I’m home in South Carolina for the first time in almost three years. I’ve been here for five hours now and I’m about to lose my mind.
The house I grew up in has been renovated almost beyond recognition. My father’s computer is so slow as to be carbon-datable. I have been forced to play checkers with the child my father and his wife seem to have placed under their protection. It’s all so hideous it makes me want to die.
The one saving grace is that I’ve spent much of the day looking through my old books. Because of a story that’s not relevant to this post (but that I promise I’ll tell at some point), my father has a moral obligation never to throw away any of my books. And so I’m running across forgotten bits of my history at every turn.
I found the first gay book I ever acquired, a slim volume called I’m Looking for Mr. Right but I’ll Settle for Mr. Right Away, by one Gregory Flood. I bought this book at a new age bookstore in Los Angeles when I was fifteen or sixteen, during the same trip on which I narrowly escaped doing all sorts of things in the bathroom of the local mall with a man who seemed at the time to be centuries older than I. Acne-ridden and wearing a fuchsia T-shirt, I was standing in B. Dalton when I heard somebody whisper at me to lift up my shirt. I looked over and saw the ancient man from whom the whisper had emanated; heart pounding with excitement or terror–who can tell which?–I did as he’d asked, but then had the presence of mind to flee when he suggested that we continue our interaction behind the Chick-Fil-A. I spent the rest of the day in a state of relief that I hadn’t done anything with him and despair that I wouldn’t ever do anything with anybody.
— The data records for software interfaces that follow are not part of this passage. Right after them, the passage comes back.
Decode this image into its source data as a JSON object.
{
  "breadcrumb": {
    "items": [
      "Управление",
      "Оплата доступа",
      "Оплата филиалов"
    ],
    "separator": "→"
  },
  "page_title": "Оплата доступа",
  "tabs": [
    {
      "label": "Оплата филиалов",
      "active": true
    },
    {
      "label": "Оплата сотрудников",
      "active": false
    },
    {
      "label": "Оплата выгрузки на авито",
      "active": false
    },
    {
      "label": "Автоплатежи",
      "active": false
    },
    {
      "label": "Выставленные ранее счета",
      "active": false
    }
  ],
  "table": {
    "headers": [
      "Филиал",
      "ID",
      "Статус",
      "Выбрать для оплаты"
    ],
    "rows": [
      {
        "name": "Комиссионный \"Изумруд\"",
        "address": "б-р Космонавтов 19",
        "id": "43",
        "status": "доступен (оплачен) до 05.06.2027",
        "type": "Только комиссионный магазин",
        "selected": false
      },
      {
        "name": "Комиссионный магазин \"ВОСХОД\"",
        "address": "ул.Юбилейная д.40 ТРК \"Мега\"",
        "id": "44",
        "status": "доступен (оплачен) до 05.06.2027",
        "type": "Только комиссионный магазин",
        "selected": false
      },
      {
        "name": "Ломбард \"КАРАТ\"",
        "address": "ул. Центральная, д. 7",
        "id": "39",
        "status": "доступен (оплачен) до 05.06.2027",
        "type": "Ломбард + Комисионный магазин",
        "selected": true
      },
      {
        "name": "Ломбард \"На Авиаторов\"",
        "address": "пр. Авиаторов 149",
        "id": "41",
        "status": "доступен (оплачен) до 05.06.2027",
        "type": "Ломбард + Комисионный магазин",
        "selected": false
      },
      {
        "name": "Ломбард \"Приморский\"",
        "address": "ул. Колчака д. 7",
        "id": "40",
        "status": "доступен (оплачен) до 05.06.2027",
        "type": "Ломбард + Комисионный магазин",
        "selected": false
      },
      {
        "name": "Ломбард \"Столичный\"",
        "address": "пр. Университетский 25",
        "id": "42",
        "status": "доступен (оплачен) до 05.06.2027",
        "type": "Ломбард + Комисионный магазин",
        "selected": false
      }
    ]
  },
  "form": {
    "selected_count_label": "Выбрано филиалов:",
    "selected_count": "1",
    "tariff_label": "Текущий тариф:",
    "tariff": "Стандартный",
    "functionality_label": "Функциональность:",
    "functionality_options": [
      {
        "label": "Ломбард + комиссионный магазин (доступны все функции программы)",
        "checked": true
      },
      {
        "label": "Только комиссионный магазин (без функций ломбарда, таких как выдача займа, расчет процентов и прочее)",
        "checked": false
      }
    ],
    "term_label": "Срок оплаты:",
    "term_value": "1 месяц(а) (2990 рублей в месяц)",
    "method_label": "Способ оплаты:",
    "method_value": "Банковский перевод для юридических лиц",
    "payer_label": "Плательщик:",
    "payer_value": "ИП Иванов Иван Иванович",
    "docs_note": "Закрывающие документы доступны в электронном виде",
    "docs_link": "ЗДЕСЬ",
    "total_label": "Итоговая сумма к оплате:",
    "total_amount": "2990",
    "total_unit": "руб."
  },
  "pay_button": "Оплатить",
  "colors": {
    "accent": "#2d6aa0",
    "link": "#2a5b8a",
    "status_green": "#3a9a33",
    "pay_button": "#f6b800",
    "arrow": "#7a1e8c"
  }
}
I found John Grishamn’s The Pelican Brief in French, which I bought at a train station in Paris so I’d have something to read on the trip to Madrid, where I was going to visit a lamentably heterosexual friend who lived there with his parents and sister, whom he hated. It was the first time in a decade I’d been to a foreign country where I didn’t speak the language; I quickly picked up enough Spanish to ask for directions to places like the Royal Palace, but not enough to understand the answers I got. As a result I ended up hopelessly lost in the streets of Madrid until I managed to find my way back to my friend’s house. Upon my return to Paris, where my family was staying for a month, I went out to dinner with my father and he asked me how I’d feel if he got married to the woman he was dating. Even I, dissembler that I am, couldn’t cover my dismay completely, but it seems to have made no difference–as was only appropriate, since it was his proposal and not mine.
I found a diary I kept for exactly a week, starting the day after I came out. It begins with these sentences: “So. It’s true. I’m gay.” I haven’t been able to bring myself to read any further, for fear that remembering the naivete (forgive the lack of accents–I don’t know how to make them on my father’s Cretaceous computer) and confusion and terror I felt then will somehow destroy the illusion I’ve managed to create–and sometimes even to believe–that I’m more in control of my life now than I was then.
More than anything else, reading my autobiography as reflected in these books makes me wish I could travel back in time and whisper in the ear of my adolescent self, “It’ll all turn out okay. Really, it will. I promise.”
Or is it that I wish my future self could travel back in time and whisper those words in the ear of my present self?
It’ll all turn out okay. Really, it will. I promise.